◆ **TASK DETAILS**:
When you print the records below, keep every word exact and leave out the images.
[Start of Attachment]
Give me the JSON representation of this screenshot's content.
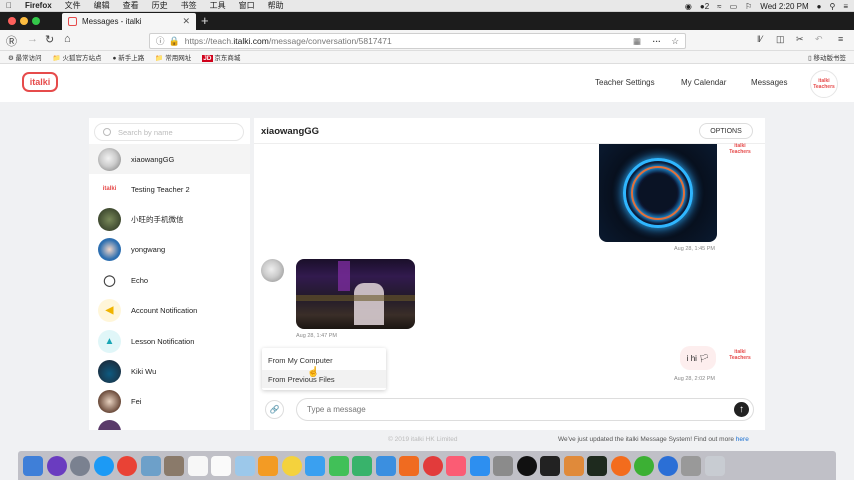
{
  "os_menubar": {
    "apple_icon": "apple-icon",
    "app": "Firefox",
    "items": [
      "文件",
      "编辑",
      "查看",
      "历史",
      "书签",
      "工具",
      "窗口",
      "帮助"
    ],
    "status": {
      "notification_count": "2",
      "clock": "Wed 2:20 PM"
    }
  },
  "browser": {
    "tab_title": "Messages - italki",
    "url_prefix": "https://teach.",
    "url_host": "italki.com",
    "url_path": "/message/conversation/5817471",
    "bookmarks": [
      "最常访问",
      "火狐官方站点",
      "新手上路",
      "常用网址",
      "京东商城"
    ],
    "bookmarks_right": "移动版书签"
  },
  "site": {
    "logo": "italki",
    "nav": [
      "Teacher Settings",
      "My Calendar",
      "Messages"
    ],
    "avatar_label_1": "italki",
    "avatar_label_2": "Teachers"
  },
  "sidebar": {
    "search_placeholder": "Search by name",
    "contacts": [
      {
        "name": "xiaowangGG"
      },
      {
        "name": "Testing Teacher 2",
        "avatar_text": "italki"
      },
      {
        "name": "小旺的手机微信"
      },
      {
        "name": "yongwang"
      },
      {
        "name": "Echo"
      },
      {
        "name": "Account Notification"
      },
      {
        "name": "Lesson Notification"
      },
      {
        "name": "Kiki Wu"
      },
      {
        "name": "Fei"
      }
    ]
  },
  "chat": {
    "title": "xiaowangGG",
    "options_label": "OPTIONS",
    "messages": [
      {
        "side": "right",
        "type": "image",
        "timestamp": "Aug 28, 1:45 PM"
      },
      {
        "side": "left",
        "type": "image",
        "timestamp": "Aug 28, 1:47 PM"
      },
      {
        "side": "right",
        "type": "text",
        "text": "i hi 🏳",
        "timestamp": "Aug 28, 2:02 PM"
      }
    ],
    "teacher_avatar_1": "italki",
    "teacher_avatar_2": "Teachers",
    "attach_menu": [
      "From My Computer",
      "From Previous Files"
    ],
    "input_placeholder": "Type a message"
  },
  "footer": {
    "copyright": "© 2019 italki HK Limited",
    "notice": "We've just updated the italki Message System! Find out more ",
    "notice_link": "here"
  },
  "colors": {
    "brand_red": "#e64b4b",
    "bubble_pink": "#fdeeee"
  }
}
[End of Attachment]
◆ **ANSWER TO THE EXERCISE**:
Give me the JSON representation of this screenshot's content.
{
  "os_menubar": {
    "apple_icon": "apple-icon",
    "app": "Firefox",
    "items": [
      "文件",
      "编辑",
      "查看",
      "历史",
      "书签",
      "工具",
      "窗口",
      "帮助"
    ],
    "status": {
      "notification_count": "2",
      "clock": "Wed 2:20 PM"
    }
  },
  "browser": {
    "tab_title": "Messages - italki",
    "url_prefix": "https://teach.",
    "url_host": "italki.com",
    "url_path": "/message/conversation/5817471",
    "bookmarks": [
      "最常访问",
      "火狐官方站点",
      "新手上路",
      "常用网址",
      "京东商城"
    ],
    "bookmarks_right": "移动版书签"
  },
  "site": {
    "logo": "italki",
    "nav": [
      "Teacher Settings",
      "My Calendar",
      "Messages"
    ],
    "avatar_label_1": "italki",
    "avatar_label_2": "Teachers"
  },
  "sidebar": {
    "search_placeholder": "Search by name",
    "contacts": [
      {
        "name": "xiaowangGG"
      },
      {
        "name": "Testing Teacher 2",
        "avatar_text": "italki"
      },
      {
        "name": "小旺的手机微信"
      },
      {
        "name": "yongwang"
      },
      {
        "name": "Echo"
      },
      {
        "name": "Account Notification"
      },
      {
        "name": "Lesson Notification"
      },
      {
        "name": "Kiki Wu"
      },
      {
        "name": "Fei"
      }
    ]
  },
  "chat": {
    "title": "xiaowangGG",
    "options_label": "OPTIONS",
    "messages": [
      {
        "side": "right",
        "type": "image",
        "timestamp": "Aug 28, 1:45 PM"
      },
      {
        "side": "left",
        "type": "image",
        "timestamp": "Aug 28, 1:47 PM"
      },
      {
        "side": "right",
        "type": "text",
        "text": "i hi 🏳",
        "timestamp": "Aug 28, 2:02 PM"
      }
    ],
    "teacher_avatar_1": "italki",
    "teacher_avatar_2": "Teachers",
    "attach_menu": [
      "From My Computer",
      "From Previous Files"
    ],
    "input_placeholder": "Type a message"
  },
  "footer": {
    "copyright": "© 2019 italki HK Limited",
    "notice": "We've just updated the italki Message System! Find out more ",
    "notice_link": "here"
  },
  "colors": {
    "brand_red": "#e64b4b",
    "bubble_pink": "#fdeeee"
  }
}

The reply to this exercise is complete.